The Bluebird carries the sky on his back. – Henry David Thoreau
This wonderful bird is seen all over Peachtree Park. Walk through the neighborhood any afternoon in the spring and summer months and you will see them in yards and sitting on wires talking to each other and hunting.
“Male Eastern Bluebirds are vivid, deep blue above and rusty or brick-red on the throat and breast. Blue in birds always depends on the light, and males often look plain gray-brown from a distance. Females are grayish above with bluish wings and tail, and a subdued orange-brown breast.” 
Bluebirds love to take advantage of man-made houses, such as the ones on the Nature Trail, the Darlington Road triangle, and in many neighbor’s yards. You can see them nesting from early April through June. Mating occurs in the spring and summer. A mature female typically raises two broods each season. They will also nest in abandoned woodpecker cavities.
Construction of the nest is done primarily by the female and takes around 10 days to complete. These nests are small, cup-like structures lined with grass, feathers, stems, and hairs. Each female lays three to seven light-blue or, rarely, white eggs. The female incubates the eggs, which hatch after 13 to 16 days. The young cannot care for themselves upon hatching. The female broods the chicks for up to seven days after hatching. Fledglings then leave the nest 15 to 20 days after hatching.
Both parents cooperate in raising the young, which they feed a diet consisting almost entirely of insects. Some young stay around the nest to help raise another brood. Fledglings are grayish in color, with speckled breasts. The blue color becomes much more prominent and the speckles on their breasts disappear as they mature.
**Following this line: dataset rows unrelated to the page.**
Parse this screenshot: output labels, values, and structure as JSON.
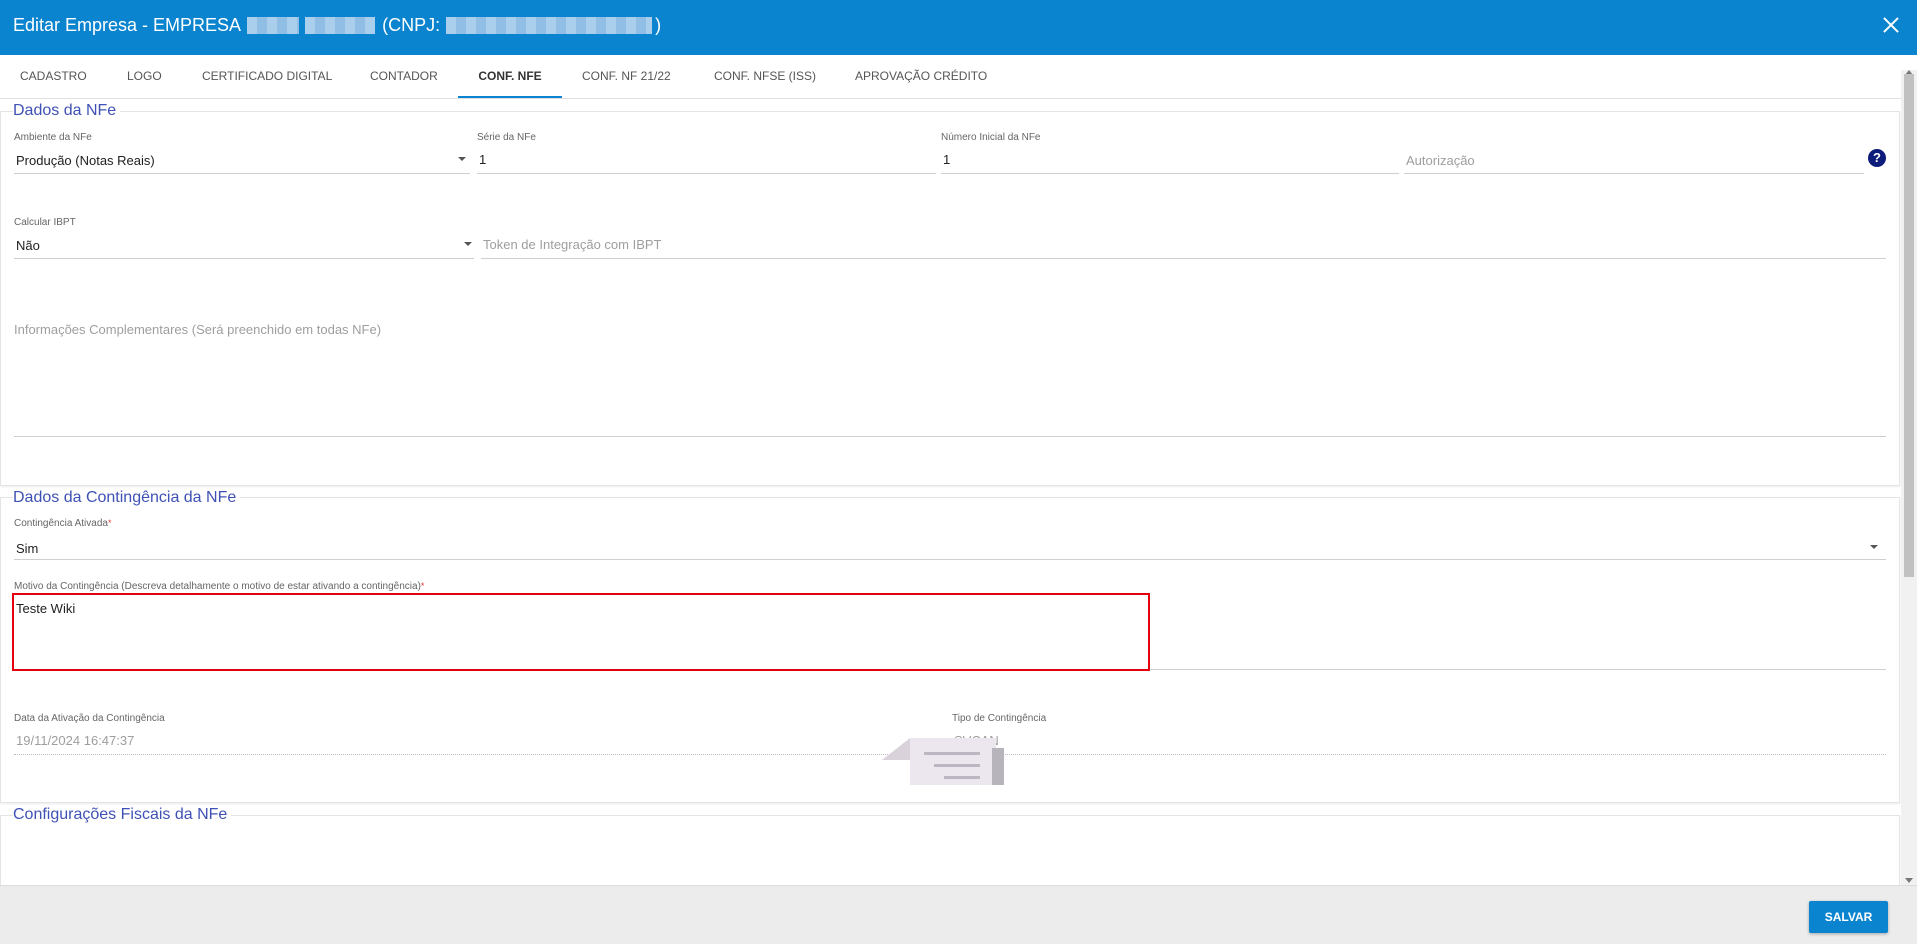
{
  "window": {
    "title_prefix": "Editar Empresa - EMPRESA",
    "title_cnpj_open": "(CNPJ:",
    "title_cnpj_close": ")"
  },
  "tabs": [
    {
      "label": "CADASTRO"
    },
    {
      "label": "LOGO"
    },
    {
      "label": "CERTIFICADO DIGITAL"
    },
    {
      "label": "CONTADOR"
    },
    {
      "label": "CONF. NFE",
      "active": true
    },
    {
      "label": "CONF. NF 21/22"
    },
    {
      "label": "CONF. NFSE (ISS)"
    },
    {
      "label": "APROVAÇÃO CRÉDITO"
    }
  ],
  "nfe": {
    "section_title": "Dados da NFe",
    "ambiente": {
      "label": "Ambiente da NFe",
      "value": "Produção (Notas Reais)"
    },
    "serie": {
      "label": "Série da NFe",
      "value": "1"
    },
    "numero_inicial": {
      "label": "Número Inicial da NFe",
      "value": "1"
    },
    "autorizacao": {
      "placeholder": "Autorização"
    },
    "calcular_ibpt": {
      "label": "Calcular IBPT",
      "value": "Não"
    },
    "token_ibpt": {
      "placeholder": "Token de Integração com IBPT"
    },
    "info_complementares": {
      "placeholder": "Informações Complementares (Será preenchido em todas NFe)"
    }
  },
  "contingencia": {
    "section_title": "Dados da Contingência da NFe",
    "ativada": {
      "label": "Contingência Ativada",
      "value": "Sim"
    },
    "motivo": {
      "label": "Motivo da Contingência (Descreva detalhamente o motivo de estar ativando a contingência)",
      "value": "Teste Wiki"
    },
    "data_ativacao": {
      "label": "Data da Ativação da Contingência",
      "value": "19/11/2024 16:47:37"
    },
    "tipo": {
      "label": "Tipo de Contingência",
      "value": "SVCAN"
    },
    "required_mark": "*"
  },
  "fiscais": {
    "section_title": "Configurações Fiscais da NFe"
  },
  "footer": {
    "save_label": "SALVAR"
  },
  "help_glyph": "?",
  "colors": {
    "header_bg": "#0b84cf",
    "section_title": "#3f51b5",
    "highlight_border": "#e3000f",
    "help_bg": "#0d1b7a"
  }
}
Bluebirds may begin breeding the summer after they are hatched.
References and Additional Information
 Cornell – All About Birds: Eastern Bluebird
 Wikipedia: Eastern Bluebird
 Bird House Dimensions